## INSTRUCTIONS FOR THE TASK
Which lines of the data contain the string "verified"? Copy every one.

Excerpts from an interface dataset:
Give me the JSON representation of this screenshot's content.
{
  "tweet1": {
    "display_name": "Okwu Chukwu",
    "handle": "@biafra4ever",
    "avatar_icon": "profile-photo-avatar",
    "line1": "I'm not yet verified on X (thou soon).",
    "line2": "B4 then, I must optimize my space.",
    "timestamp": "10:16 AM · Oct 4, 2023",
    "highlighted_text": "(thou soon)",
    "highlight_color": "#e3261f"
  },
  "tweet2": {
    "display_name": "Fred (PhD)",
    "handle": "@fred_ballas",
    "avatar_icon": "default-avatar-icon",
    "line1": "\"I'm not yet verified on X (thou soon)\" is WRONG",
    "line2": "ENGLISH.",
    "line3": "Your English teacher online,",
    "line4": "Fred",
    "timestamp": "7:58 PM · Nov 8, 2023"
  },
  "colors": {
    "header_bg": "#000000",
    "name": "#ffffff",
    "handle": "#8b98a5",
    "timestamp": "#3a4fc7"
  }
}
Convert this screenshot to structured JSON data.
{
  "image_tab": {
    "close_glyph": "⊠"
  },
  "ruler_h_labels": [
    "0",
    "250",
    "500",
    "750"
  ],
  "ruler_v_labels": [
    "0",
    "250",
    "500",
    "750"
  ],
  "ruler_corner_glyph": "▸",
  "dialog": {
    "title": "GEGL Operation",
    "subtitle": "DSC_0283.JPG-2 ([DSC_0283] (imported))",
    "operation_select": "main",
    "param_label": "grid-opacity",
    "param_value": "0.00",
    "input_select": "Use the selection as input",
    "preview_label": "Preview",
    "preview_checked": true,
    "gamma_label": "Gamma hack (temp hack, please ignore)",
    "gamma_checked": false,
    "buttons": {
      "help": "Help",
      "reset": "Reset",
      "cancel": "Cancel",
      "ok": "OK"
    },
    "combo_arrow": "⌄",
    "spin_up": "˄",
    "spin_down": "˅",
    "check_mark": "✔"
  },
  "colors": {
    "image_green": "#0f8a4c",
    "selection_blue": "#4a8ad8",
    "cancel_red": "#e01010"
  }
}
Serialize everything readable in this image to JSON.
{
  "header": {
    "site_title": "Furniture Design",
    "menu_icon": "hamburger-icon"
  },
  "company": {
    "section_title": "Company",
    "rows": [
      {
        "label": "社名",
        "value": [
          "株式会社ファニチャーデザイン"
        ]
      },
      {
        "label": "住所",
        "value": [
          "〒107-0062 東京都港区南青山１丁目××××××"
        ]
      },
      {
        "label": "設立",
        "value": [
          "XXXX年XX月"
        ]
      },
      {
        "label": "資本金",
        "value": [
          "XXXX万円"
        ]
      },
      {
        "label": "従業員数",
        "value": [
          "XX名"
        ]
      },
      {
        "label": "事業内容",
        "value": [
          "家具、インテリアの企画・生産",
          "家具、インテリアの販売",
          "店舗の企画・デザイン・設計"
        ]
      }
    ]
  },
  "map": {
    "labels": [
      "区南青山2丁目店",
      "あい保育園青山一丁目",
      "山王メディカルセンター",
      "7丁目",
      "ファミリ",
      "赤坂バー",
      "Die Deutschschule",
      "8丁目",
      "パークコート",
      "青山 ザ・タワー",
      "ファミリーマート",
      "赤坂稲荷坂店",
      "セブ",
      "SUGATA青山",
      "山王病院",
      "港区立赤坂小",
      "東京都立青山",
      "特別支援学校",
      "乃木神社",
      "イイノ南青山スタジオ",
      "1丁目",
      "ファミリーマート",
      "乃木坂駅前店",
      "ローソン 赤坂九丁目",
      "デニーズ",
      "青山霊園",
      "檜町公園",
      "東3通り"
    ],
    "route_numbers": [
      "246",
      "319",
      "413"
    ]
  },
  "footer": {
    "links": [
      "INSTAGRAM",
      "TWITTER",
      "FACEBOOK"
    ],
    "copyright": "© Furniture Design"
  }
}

## EXPECTED ANSWER
    "line1": "I'm not yet verified on X (thou soon).",
    "line1": "\"I'm not yet verified on X (thou soon)\" is WRONG",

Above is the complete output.